WHAT THE TASK ASKS
Your task is to find every line in the records that holds the string "Vector" and copy it.

PROVIDED ENTRIES
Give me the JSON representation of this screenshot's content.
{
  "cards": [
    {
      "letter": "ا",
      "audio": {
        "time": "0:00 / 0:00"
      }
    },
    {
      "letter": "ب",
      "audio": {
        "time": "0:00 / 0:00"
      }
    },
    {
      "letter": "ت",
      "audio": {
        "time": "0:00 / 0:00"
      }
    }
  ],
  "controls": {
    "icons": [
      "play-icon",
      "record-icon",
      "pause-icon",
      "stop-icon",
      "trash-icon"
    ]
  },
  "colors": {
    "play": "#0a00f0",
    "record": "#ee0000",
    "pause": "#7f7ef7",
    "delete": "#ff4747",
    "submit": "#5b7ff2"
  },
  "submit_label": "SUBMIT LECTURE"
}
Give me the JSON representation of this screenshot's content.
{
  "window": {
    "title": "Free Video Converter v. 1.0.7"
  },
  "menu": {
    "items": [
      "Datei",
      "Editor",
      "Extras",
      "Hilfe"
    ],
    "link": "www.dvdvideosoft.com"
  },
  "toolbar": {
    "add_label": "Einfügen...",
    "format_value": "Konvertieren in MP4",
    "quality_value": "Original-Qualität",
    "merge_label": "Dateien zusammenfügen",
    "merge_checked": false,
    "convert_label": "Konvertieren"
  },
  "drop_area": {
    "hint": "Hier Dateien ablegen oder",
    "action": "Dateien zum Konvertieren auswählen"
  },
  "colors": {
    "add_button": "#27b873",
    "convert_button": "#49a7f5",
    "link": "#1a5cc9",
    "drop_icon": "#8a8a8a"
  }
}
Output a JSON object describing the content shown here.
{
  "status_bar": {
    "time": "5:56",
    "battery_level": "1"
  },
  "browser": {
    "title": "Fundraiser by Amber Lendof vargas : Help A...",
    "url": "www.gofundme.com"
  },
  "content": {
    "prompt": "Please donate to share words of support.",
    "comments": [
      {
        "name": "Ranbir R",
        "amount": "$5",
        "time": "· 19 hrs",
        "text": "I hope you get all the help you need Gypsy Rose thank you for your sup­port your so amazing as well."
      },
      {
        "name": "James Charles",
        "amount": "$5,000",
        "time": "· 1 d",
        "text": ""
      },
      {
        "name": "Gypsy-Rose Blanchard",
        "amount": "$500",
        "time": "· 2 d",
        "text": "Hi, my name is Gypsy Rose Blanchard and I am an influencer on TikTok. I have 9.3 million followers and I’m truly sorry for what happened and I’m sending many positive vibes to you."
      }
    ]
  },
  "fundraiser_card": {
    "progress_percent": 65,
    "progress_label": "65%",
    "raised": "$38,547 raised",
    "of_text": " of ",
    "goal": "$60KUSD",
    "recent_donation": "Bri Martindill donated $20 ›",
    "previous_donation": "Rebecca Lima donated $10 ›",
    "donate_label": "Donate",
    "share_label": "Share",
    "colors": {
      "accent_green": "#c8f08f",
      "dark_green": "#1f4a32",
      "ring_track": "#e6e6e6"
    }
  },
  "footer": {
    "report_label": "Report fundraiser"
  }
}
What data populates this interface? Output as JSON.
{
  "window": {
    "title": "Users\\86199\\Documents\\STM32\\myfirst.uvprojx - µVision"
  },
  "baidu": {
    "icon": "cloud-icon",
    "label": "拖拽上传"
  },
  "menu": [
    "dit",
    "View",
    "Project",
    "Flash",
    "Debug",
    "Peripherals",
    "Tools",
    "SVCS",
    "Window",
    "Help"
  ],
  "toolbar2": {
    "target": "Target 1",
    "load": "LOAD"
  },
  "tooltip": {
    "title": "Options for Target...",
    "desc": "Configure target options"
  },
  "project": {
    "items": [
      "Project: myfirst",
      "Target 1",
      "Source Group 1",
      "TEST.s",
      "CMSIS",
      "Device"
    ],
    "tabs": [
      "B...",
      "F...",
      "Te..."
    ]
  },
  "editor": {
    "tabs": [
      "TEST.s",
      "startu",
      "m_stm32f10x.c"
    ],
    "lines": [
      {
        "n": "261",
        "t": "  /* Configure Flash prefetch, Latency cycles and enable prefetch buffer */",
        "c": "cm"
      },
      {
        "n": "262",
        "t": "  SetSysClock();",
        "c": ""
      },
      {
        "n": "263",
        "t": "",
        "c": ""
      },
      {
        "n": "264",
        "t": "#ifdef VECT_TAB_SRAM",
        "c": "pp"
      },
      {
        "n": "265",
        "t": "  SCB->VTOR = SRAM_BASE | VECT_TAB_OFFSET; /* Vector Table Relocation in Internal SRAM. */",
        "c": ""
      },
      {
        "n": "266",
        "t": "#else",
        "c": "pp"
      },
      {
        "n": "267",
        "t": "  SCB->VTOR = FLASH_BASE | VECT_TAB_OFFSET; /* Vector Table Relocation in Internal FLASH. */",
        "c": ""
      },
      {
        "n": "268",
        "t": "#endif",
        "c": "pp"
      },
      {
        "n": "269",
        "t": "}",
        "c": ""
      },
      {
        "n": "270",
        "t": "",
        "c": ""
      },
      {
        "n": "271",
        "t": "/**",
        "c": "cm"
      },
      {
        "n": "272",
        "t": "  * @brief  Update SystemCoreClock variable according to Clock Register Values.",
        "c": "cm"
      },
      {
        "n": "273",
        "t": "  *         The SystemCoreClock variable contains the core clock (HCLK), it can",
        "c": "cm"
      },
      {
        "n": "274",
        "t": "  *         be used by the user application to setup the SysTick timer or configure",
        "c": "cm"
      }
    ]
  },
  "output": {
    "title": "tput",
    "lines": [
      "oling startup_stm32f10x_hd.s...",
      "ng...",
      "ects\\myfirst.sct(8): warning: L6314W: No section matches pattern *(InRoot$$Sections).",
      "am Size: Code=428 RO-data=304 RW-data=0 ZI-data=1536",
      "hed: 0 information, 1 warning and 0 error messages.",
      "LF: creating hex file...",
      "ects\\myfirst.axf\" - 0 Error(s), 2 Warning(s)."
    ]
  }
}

RESPONSE AREA
        "t": "  SCB->VTOR = SRAM_BASE | VECT_TAB_OFFSET; /* Vector Table Relocation in Internal SRAM. */",
        "t": "  SCB->VTOR = FLASH_BASE | VECT_TAB_OFFSET; /* Vector Table Relocation in Internal FLASH. */",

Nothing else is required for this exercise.